Alpine Group is nothing more than a collection of four companies, Exeon, Wolverine Tube, Synergy Cables, and Posterloid. Posterloid makes signboards like the ones you'd see at the McDonalds drive-thru. Wolverine Tube manufactures copper tube used in HVAC, refrigeration, and power generation applications. Synergy Cables is an Israeli traded company that manufactures power cabling, and Exeon manufactures copper wire.
The company has had a turbulent history of profitability, but in a liquidation that doesn't matter much anymore. The company recently released their 2012 annual report which contained an adverse opinion from their accountants. It appears that Alpine Group refused to consolidate Synergy Cables even though they owned 50.4% of the company. Instead they chose to record their Synergy Cables holding using the equity method. The accountants point out this isn't allowed under GAAP, management responded that they intended to sell down their stake so they shouldn't be required to adhere to the letter of the law. What management doesn't seem to understand is that financial statements are not meant to reflect management's intentions but rather take a snapshot of the company on a particular date. Management did stay true to their word reducing their stake below 50%.
The company invested in Wolverine Tube at the top of the housing market, the exact wrong time to invest in a housing related stock. Wolverine eventually went bankrupt, Alpine ended up with a pile of options on Wolverine in exchange for their worthless equity investment. Additionally the company purchased 4.5% of the company on the open market after it re-emerged from bankruptcy. Alpine wrote off their initial Wolverine investment, and subsequent options as well. Wolverine is held at zero on the balance sheet, but the holding is worth something. The company has been profitable since emerging from bankruptcy. It's hard to know what the company might receive for their 4.5% stake in the company.
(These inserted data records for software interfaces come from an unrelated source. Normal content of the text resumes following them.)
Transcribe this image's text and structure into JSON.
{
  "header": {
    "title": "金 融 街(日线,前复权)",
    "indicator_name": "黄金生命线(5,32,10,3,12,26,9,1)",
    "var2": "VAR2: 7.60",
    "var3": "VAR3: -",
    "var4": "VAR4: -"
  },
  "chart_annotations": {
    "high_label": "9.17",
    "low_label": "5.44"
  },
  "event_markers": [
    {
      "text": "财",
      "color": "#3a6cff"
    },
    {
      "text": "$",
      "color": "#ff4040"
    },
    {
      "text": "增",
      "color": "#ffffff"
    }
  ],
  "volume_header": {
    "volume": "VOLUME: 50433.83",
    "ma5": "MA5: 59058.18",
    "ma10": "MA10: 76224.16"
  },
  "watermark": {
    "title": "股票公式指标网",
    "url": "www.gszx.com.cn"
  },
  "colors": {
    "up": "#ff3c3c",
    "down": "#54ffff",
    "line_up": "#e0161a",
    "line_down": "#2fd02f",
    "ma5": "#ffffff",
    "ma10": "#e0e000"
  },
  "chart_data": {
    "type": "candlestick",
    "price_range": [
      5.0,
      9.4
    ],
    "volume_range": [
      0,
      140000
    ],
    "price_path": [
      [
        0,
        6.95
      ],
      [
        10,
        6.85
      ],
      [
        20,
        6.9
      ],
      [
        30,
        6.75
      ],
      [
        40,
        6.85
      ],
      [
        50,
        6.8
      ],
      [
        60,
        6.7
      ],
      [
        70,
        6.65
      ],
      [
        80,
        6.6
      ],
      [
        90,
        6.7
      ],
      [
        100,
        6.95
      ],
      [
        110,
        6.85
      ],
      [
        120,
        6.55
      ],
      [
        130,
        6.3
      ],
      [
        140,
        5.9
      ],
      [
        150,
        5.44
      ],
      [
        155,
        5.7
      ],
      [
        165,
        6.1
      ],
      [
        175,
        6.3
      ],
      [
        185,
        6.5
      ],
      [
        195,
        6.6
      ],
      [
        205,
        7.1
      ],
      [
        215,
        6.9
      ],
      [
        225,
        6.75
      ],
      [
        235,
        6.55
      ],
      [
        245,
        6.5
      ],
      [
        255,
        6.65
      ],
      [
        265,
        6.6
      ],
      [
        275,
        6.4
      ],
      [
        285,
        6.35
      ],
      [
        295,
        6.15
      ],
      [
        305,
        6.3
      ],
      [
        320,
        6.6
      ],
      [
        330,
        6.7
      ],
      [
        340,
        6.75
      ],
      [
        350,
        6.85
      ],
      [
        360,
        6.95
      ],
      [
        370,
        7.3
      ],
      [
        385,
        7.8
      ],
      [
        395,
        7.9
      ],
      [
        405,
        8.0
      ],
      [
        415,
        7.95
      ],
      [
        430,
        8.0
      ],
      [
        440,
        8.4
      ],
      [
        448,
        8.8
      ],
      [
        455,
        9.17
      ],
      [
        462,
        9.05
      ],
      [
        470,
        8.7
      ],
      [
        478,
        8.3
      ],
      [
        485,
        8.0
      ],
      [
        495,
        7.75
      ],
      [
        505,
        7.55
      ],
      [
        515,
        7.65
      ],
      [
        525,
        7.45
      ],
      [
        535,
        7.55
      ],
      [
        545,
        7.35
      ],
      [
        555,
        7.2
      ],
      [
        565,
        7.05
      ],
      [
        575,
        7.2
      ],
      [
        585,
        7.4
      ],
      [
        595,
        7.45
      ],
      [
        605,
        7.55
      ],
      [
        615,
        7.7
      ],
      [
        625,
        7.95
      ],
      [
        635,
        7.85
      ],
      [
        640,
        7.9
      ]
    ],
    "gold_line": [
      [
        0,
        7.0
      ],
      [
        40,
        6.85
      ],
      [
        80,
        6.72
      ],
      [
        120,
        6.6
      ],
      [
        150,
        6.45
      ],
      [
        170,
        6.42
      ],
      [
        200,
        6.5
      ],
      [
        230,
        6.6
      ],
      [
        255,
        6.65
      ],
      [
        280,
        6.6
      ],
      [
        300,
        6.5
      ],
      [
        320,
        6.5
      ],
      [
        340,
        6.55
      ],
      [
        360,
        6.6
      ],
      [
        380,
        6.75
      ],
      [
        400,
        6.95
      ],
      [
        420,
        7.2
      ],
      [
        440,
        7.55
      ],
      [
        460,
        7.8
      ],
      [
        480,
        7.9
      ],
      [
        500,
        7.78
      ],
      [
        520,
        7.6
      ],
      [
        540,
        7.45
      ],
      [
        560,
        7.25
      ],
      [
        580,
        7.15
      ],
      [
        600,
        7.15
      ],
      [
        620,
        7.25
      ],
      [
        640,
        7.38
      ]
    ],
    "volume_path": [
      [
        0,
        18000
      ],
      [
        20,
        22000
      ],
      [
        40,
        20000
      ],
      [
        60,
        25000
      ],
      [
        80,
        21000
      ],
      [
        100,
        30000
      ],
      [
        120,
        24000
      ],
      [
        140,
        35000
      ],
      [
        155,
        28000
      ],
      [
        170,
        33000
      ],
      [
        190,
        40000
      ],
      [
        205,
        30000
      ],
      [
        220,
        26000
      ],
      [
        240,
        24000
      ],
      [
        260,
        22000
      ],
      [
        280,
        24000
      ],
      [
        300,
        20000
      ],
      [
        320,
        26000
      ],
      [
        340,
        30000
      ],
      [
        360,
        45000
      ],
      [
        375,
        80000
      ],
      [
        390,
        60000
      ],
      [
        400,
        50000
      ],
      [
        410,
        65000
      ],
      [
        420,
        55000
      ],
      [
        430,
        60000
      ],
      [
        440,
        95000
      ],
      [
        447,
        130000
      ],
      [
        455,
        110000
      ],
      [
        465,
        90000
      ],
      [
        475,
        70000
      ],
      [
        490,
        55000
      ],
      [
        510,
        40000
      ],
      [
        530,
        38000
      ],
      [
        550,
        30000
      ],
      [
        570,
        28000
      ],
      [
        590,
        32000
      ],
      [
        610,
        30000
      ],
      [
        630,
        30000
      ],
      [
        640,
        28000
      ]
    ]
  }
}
Alpine has had a long history of continued capital commitments to Synergy Cables. This is most likely because the CEO of Alpine is also the CEO of Synergy Cables. To make a long story short Alpine loaned a lot of money to Synergy over the years all of it which was subsequently lost. This resulted in the write down of their Synergy investment to zero. From the financial statement perspective there is no value to the Synergy investment, but this isn't accurate from an economic perspective. Alpine owns 40% of Synergy Cables, and since Synergy Cables (SNCB.Tel Aviv) is actively traded on the Israeli stock exchange it's fairly easy to determine how much their stake is worth, it's close to $5m. This is considerable for a company with a market cap of $8m.
Valuing Alpine is very straightforward, determine the value of the assets and subtract the liabilities. Most liquidations take longer than expected, Alpine expects theirs to be mostly complete by mid-2014. Many liquidating companies are burning cash which needs to be taken into account when doing a valuation. Alpine is cash flow positive, although barely. Looking through the cash flow statement it's entirely possible that the company won't burn cash as they liquidate. After all Alpine is simply a holding company, their holdings will continue to operate and conduct business next year as they are today. The only thing being dissolved is the holding company.
The first valuation is the most aggressive, I took Alpine's equity value and added the value of their Synergy Cables holding.
If this valuation holds there is clearly a lot of value here, liquidation value is $1.24 a share and the company is trading for $.73. Both of these valuations don't include Wolverine which could be worth something.
The problem with book value is it's opaque, the company has close to $1m in PP&E, but investors have no idea what it is. They own $27k worth of land somewhere, maybe a few acres, a $232k building and then $1.7m worth of machines. Are these components part of a consolidated subsidiary or the holding company? What will happen to them? We don't really know, so I created a conservative scenario based off of NCAV and a discounted NCAV:
The company is trading right around unadjusted NCAV, and well above a discounted NCAV.
To determine if this is a good investment at the current price an investor needs to assess whether the company's long term assets have value, and whether the company will realize their full current asset value. If they do both and their holdings continue to generate profits up to the end of the liquidation this is an extremely attractive investment at the current price. If neither of these assumptions pan out then someone buying today could end up with a loss.
Disclosure: No position